Having spent 2014–15 at Harvard University on a Herchel Smith Scholarship, I was delighted to return to Emmanuel this year (I completed my BA in English in 2014) to study for an MPhil in Criticism and Culture.
It is only due to the generosity of Emmanuel College members that I have been able to do so, after receiving a generous studentship from Emmanuel drawn from the Late 80s Fund and a donation from another member.
The scope and range of the course means I have been able to study broadly. In Michaelmas term I wrote an essay on Derek Jarman’s ‘materialist imagination’. I was interested in how this critical perspective was manifest in his famous garden at Prospect Cottage in Dungeness. This was followed up by coursework in Lent term concerning the poetry of J H Prynne. My essay was dedicated to understanding structural developments over the course of Prynne’s poetic oeuvre within the context of the ‘Anthropocene’.
Easter term has been largely devoted to completing a thesis, in which I assess representations of fields as both a literal and representational site of political struggle and significance in three recent English films: Patrick Keiller’s Robinson in Ruins (2010), Amy Jump and Ben Wheatley’s A Field in England (2013), and Jeremy Deller’s The Battle of Orgreave (2001). I discuss the various ways these films reclaim and re-present moments from the history of radicalism, as a means of contesting typical cultural representations of fields, specifically, and the pastoral-bucolic more generally. I was fortunate to be supervised patiently and diligently by Robert Macfarlane, Fellow of Emmanuel and my former Director of Studies. It was a pleasure and a privilege to be taught by a leading figure in the field.

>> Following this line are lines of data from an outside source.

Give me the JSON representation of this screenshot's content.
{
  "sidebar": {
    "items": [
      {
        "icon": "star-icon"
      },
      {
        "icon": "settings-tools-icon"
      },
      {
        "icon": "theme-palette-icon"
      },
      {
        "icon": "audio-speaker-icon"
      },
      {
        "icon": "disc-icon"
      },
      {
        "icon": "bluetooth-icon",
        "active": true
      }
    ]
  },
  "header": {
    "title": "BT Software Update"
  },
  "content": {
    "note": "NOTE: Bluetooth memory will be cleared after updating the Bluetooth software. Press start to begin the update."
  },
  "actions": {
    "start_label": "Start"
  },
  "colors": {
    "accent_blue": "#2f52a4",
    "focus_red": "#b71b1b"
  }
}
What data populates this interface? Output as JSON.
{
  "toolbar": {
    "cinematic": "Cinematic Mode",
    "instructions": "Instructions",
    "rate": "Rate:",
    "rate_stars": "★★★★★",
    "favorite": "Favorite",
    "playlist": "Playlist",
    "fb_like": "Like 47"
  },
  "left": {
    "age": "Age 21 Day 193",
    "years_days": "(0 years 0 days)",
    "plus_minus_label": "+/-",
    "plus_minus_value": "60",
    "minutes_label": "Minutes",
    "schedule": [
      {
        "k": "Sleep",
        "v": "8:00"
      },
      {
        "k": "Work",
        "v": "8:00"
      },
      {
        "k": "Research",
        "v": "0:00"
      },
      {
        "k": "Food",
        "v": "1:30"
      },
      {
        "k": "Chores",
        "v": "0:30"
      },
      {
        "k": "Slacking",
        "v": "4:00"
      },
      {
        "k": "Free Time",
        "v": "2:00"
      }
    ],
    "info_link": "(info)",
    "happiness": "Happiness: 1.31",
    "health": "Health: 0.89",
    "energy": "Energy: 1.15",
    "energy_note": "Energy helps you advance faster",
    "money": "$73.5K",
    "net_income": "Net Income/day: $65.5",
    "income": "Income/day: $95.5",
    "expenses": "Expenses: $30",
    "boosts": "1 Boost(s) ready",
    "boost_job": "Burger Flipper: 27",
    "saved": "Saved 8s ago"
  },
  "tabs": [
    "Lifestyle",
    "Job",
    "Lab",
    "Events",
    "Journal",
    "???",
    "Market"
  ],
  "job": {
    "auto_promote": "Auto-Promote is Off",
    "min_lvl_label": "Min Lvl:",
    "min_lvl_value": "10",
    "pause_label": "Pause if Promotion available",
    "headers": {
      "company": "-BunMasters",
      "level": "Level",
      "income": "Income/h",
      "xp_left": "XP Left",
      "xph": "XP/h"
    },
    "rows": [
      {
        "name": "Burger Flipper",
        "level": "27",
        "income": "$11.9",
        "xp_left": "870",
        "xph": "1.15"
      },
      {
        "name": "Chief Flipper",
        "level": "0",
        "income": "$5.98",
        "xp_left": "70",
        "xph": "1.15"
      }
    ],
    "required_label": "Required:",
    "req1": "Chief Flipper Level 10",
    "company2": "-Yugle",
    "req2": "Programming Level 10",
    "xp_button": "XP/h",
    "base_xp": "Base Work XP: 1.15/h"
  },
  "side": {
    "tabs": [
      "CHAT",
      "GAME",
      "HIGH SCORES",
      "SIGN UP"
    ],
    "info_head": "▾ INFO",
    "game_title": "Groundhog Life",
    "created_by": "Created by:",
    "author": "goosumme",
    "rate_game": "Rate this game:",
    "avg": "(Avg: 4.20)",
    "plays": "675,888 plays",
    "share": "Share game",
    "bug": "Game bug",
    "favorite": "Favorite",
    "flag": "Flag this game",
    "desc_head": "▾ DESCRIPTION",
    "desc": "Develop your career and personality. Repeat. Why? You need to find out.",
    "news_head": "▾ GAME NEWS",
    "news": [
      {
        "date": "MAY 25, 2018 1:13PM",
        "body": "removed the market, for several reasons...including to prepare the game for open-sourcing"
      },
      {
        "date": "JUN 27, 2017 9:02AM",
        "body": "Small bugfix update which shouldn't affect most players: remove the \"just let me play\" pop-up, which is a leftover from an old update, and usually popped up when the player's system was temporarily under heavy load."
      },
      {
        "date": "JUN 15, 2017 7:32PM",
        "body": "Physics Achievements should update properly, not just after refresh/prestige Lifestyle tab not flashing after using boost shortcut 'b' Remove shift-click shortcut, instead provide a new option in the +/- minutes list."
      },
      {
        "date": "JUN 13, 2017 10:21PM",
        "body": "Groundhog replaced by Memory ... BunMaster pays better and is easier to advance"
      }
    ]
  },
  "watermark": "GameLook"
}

As well as these research components, there have also been weekly seminars. The highlight was ‘The post-pastoral; or, representing the Anthropocene’ course in Lent term. Closely allied to my own academic interests, it expanded upon and deepened my understanding of aspects central to my research. The course culminated with an incredible field trip to a former atomic weapon testing site, now a nature reserve maintained by the National Trust.
The development of my work and life this year has resulted in a successful application to continue my studies for a PhD, still at Emmanuel. The generosity of members has allowed me to pursue the study and career which I desire above all others and I am hugely grateful for the continuing support I have received. I eagerly look forward to three more years in these environs.